Below, we could now see the other ships of the convoy were trying to escape, abandoning the captured vessel and depriving us of possible supporting fire from below.
Also, the smallest airship kept closing and the aft emplacement reported several rounds having struck the gondola. The pirate was armed with a single-barrel long-range automatic cannon and obviously desired to make us pay for interfering.”
(Zoom again on the display. The pieces move again.)
“We increased speed to maximum and soon were out of range, now we used gravity to our advantage. Due to our superior climb-rate we were a good deal higher than the pirate pursuing us.
What’s the general rule of thumb for calculating the trajectory of a shell under the conditions the Württemberg was in?
Yes, over there.”
“Excellent, exactly. Now, our rear gunner was aware of this rule, too, and very skilled. He scored two successive hits on the pirate’s gas cells. This one did not use Hydrogen for lift but there was enough Helium leaking now for him to break off pursuit. The airship was not equipped with self-sealing cells, this was something we expected.
The final small airship turned tail and ran as well, morale was obviously low. This left us to face the lead ship again.
I forgot to mention… Cadet, since you have a first hand account of the battle, please enlighten your comrades as to the reason why we did not choose to engage the main vessel from above, like we did with the smaller craft.”
“Exactly. The main pirate airship was equipped with a missile launcher on top and also had a reinforced outer gas cell hull. There was little we could do right now but trying to annoy it.
The airship also tried several times to quickly reverse turning so we would fly right into its broadside but again, our mobility was superior. Whenever this happened, we also turned and increased the distance again or charged into the sun. In turn, we fired several rounds aimed at the bow emplacement and I am not but I think one hit may have disabled the quadruple gun but before we did not choose to risk a frontal attack and minutes later…”

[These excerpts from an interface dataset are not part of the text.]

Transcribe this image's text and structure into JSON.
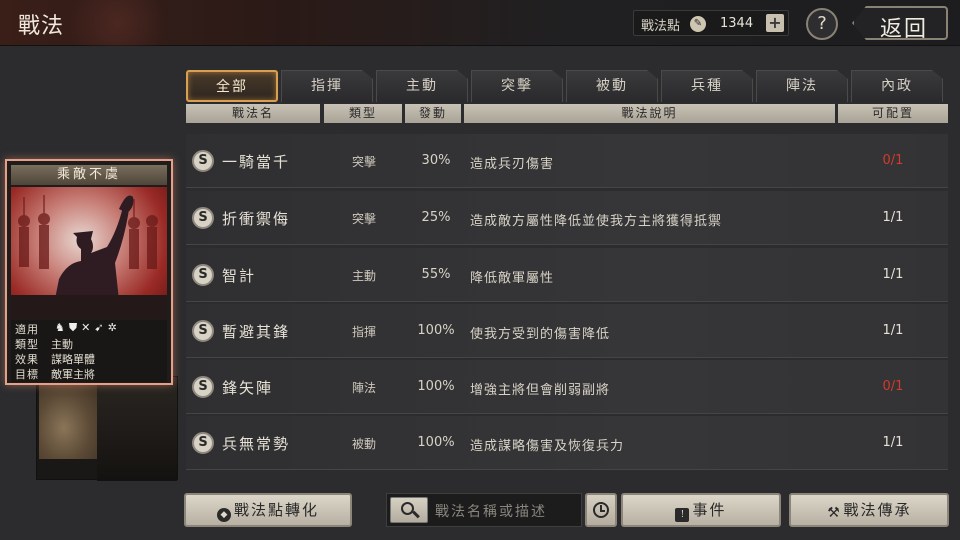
{
  "header": {
    "title": "戰法",
    "points_label": "戰法點",
    "points_value": "1344",
    "plus_label": "+",
    "help_label": "?",
    "back_label": "返回"
  },
  "tabs": [
    {
      "label": "全部",
      "active": true
    },
    {
      "label": "指揮",
      "active": false
    },
    {
      "label": "主動",
      "active": false
    },
    {
      "label": "突擊",
      "active": false
    },
    {
      "label": "被動",
      "active": false
    },
    {
      "label": "兵種",
      "active": false
    },
    {
      "label": "陣法",
      "active": false
    },
    {
      "label": "內政",
      "active": false
    }
  ],
  "columns": {
    "name": "戰法名",
    "type": "類型",
    "rate": "發動",
    "desc": "戰法說明",
    "slot": "可配置"
  },
  "rows": [
    {
      "grade": "S",
      "name": "一騎當千",
      "type": "突擊",
      "rate": "30%",
      "desc": "造成兵刃傷害",
      "slot": "0/1",
      "slot_red": true
    },
    {
      "grade": "S",
      "name": "折衝禦侮",
      "type": "突擊",
      "rate": "25%",
      "desc": "造成敵方屬性降低並使我方主將獲得抵禦",
      "slot": "1/1",
      "slot_red": false
    },
    {
      "grade": "S",
      "name": "智計",
      "type": "主動",
      "rate": "55%",
      "desc": "降低敵軍屬性",
      "slot": "1/1",
      "slot_red": false
    },
    {
      "grade": "S",
      "name": "暫避其鋒",
      "type": "指揮",
      "rate": "100%",
      "desc": "使我方受到的傷害降低",
      "slot": "1/1",
      "slot_red": false
    },
    {
      "grade": "S",
      "name": "鋒矢陣",
      "type": "陣法",
      "rate": "100%",
      "desc": "增強主將但會削弱副將",
      "slot": "0/1",
      "slot_red": true
    },
    {
      "grade": "S",
      "name": "兵無常勢",
      "type": "被動",
      "rate": "100%",
      "desc": "造成謀略傷害及恢復兵力",
      "slot": "1/1",
      "slot_red": false
    }
  ],
  "card": {
    "title": "乘敵不虞",
    "applies_label": "適用",
    "type_label": "類型",
    "type_value": "主動",
    "effect_label": "效果",
    "effect_value": "謀略單體",
    "target_label": "目標",
    "target_value": "敵軍主將"
  },
  "bottom": {
    "convert_label": "戰法點轉化",
    "search_placeholder": "戰法名稱或描述",
    "events_label": "事件",
    "inherit_label": "戰法傳承"
  },
  "colors": {
    "accent_tab": "#d8a050",
    "slot_red": "#d23a2c",
    "card_border": "#e6a08a"
  }
}
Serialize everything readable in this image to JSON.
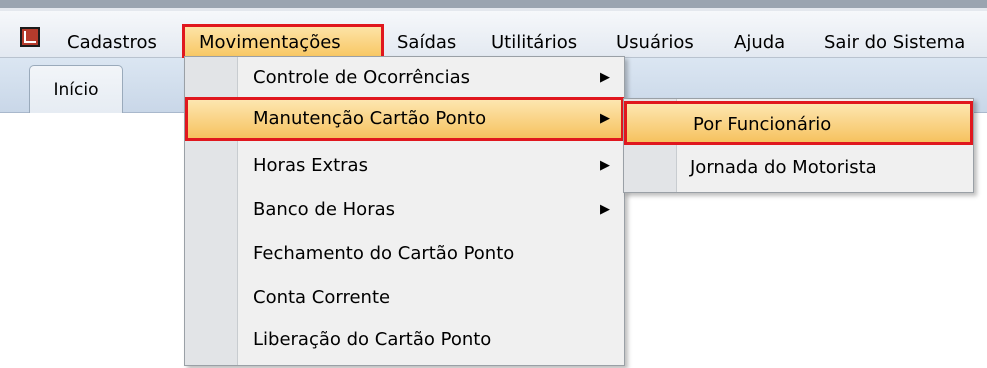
{
  "menubar": {
    "items": [
      {
        "label": "Cadastros"
      },
      {
        "label": "Movimentações"
      },
      {
        "label": "Saídas"
      },
      {
        "label": "Utilitários"
      },
      {
        "label": "Usuários"
      },
      {
        "label": "Ajuda"
      },
      {
        "label": "Sair do Sistema"
      }
    ],
    "active": "Movimentações"
  },
  "tabs": [
    {
      "label": "Início"
    }
  ],
  "dropdown": {
    "items": [
      {
        "label": "Controle de Ocorrências",
        "has_submenu": true
      },
      {
        "label": "Manutenção Cartão Ponto",
        "has_submenu": true
      },
      {
        "label": "Horas Extras",
        "has_submenu": true
      },
      {
        "label": "Banco de Horas",
        "has_submenu": true
      },
      {
        "label": "Fechamento do Cartão Ponto",
        "has_submenu": false
      },
      {
        "label": "Conta Corrente",
        "has_submenu": false
      },
      {
        "label": "Liberação do Cartão Ponto",
        "has_submenu": false
      }
    ],
    "highlighted": "Manutenção Cartão Ponto"
  },
  "submenu": {
    "items": [
      {
        "label": "Por Funcionário"
      },
      {
        "label": "Jornada do Motorista"
      }
    ],
    "highlighted": "Por Funcionário"
  },
  "colors": {
    "highlight_border": "#e0171e",
    "highlight_fill": "#f7c35a",
    "menubar_bg": "#e3e9f1"
  }
}
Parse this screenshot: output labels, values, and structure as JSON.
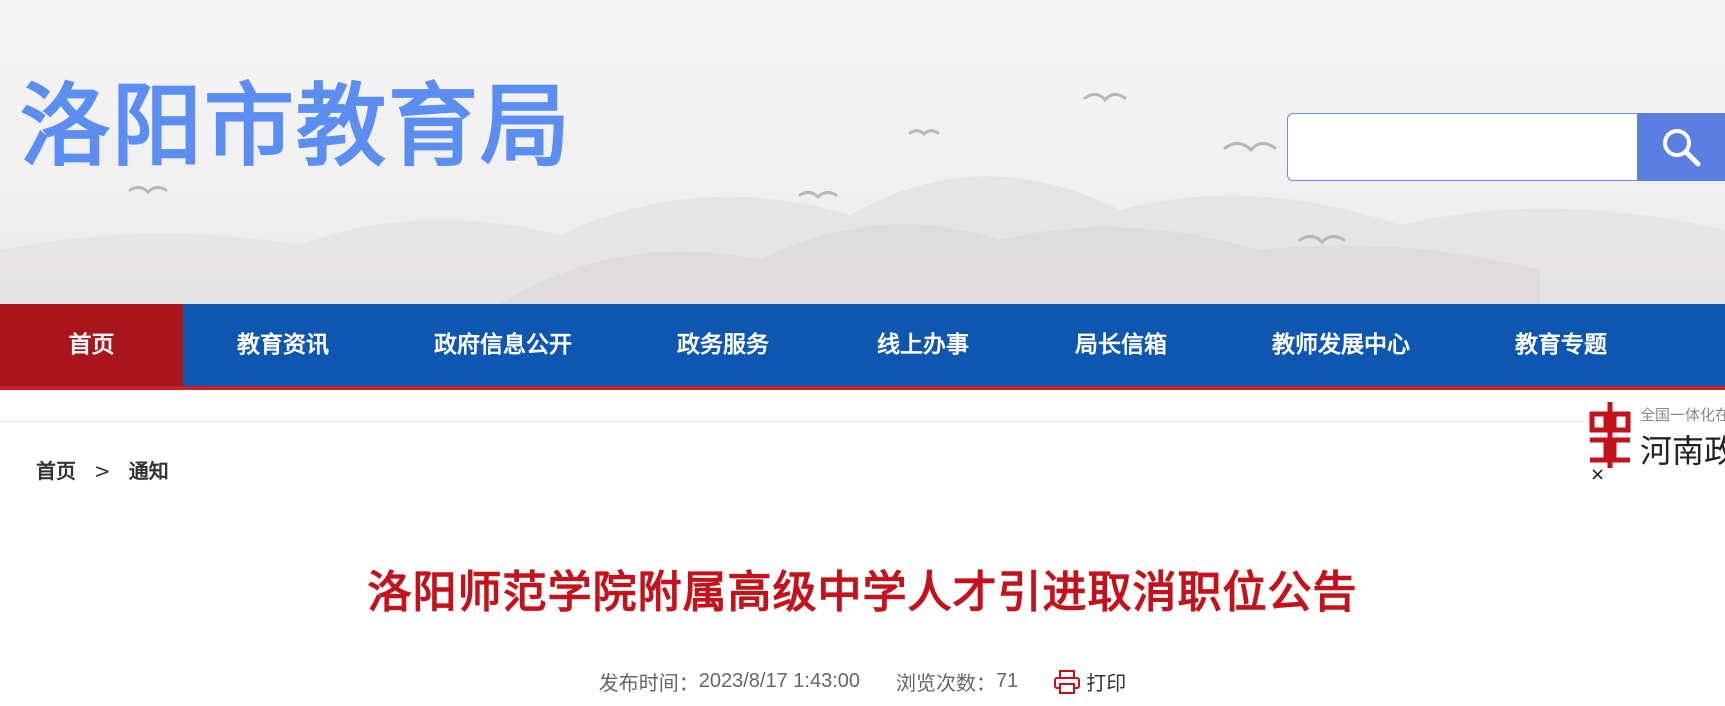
{
  "header": {
    "site_title": "洛阳市教育局",
    "search": {
      "placeholder": "",
      "value": ""
    },
    "search_icon": "search-icon"
  },
  "nav": {
    "items": [
      {
        "label": "首页",
        "active": true
      },
      {
        "label": "教育资讯"
      },
      {
        "label": "政府信息公开"
      },
      {
        "label": "政务服务"
      },
      {
        "label": "线上办事"
      },
      {
        "label": "局长信箱"
      },
      {
        "label": "教师发展中心"
      },
      {
        "label": "教育专题"
      }
    ]
  },
  "breadcrumb": {
    "home": "首页",
    "separator": ">",
    "current": "通知"
  },
  "article": {
    "title": "洛阳师范学院附属高级中学人才引进取消职位公告",
    "publish_label": "发布时间：",
    "publish_time": "2023/8/17 1:43:00",
    "views_label": "浏览次数：",
    "views": "71",
    "print_label": "打印"
  },
  "float_badge": {
    "small_text": "全国一体化在",
    "big_text": "河南政务",
    "close": "×"
  },
  "colors": {
    "title_blue": "#5b8ef0",
    "nav_blue": "#0e56b0",
    "nav_active_red": "#a8151d",
    "article_red": "#c3121c"
  }
}
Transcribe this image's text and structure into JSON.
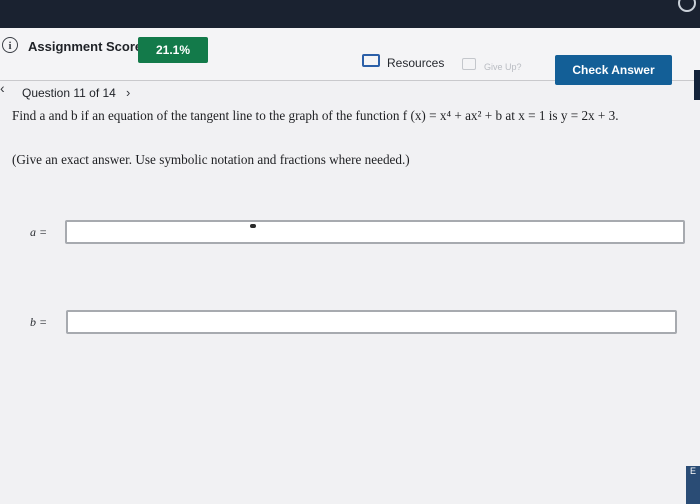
{
  "header": {
    "assignment_score_label": "Assignment Score:",
    "score_value": "21.1%",
    "resources_label": "Resources",
    "give_up_label": "Give Up?",
    "check_answer_label": "Check Answer",
    "accent_green": "#137a4a",
    "accent_blue": "#135f97"
  },
  "navigation": {
    "prev_icon": "chevron-left-icon",
    "next_icon": "chevron-right-icon",
    "question_label": "Question 11 of 14"
  },
  "question": {
    "prompt": "Find a and b if an equation of the tangent line to the graph of the function f (x) = x⁴ + ax² + b at x = 1 is y = 2x + 3.",
    "note": "(Give an exact answer. Use symbolic notation and fractions where needed.)"
  },
  "answers": [
    {
      "label": "a =",
      "value": ""
    },
    {
      "label": "b =",
      "value": ""
    }
  ],
  "edge_tab_label": "E"
}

(a new piece appears on the display)
… AFA Providence arrived. The pirate was still so singularly occupied with trying to get a shot at us, he payed no attention to the rest of the sky. I still remember Providence’s shadow falling on the pirate airship, followed by several rounds punching through the armoured hull. It also used hydrogen for lift, if we had only taken the risk, we would have been heroes…”
“Now it was time to engage the pirates down on the ocean.”
And by the way: I, Marcus Rauchfuss,asserts the moral right to be identified as the author of this work. All rights reserved. No part of this excerpt may be reproduced, stored in a retrieval system, or transmitted, in any form or by any means, electronic, mechanical, photocopying, recording or otherwise, without my prior permission.
But I would love to get some feedback, criticism etc. Be frank, I do not mind. This is still a work in progress.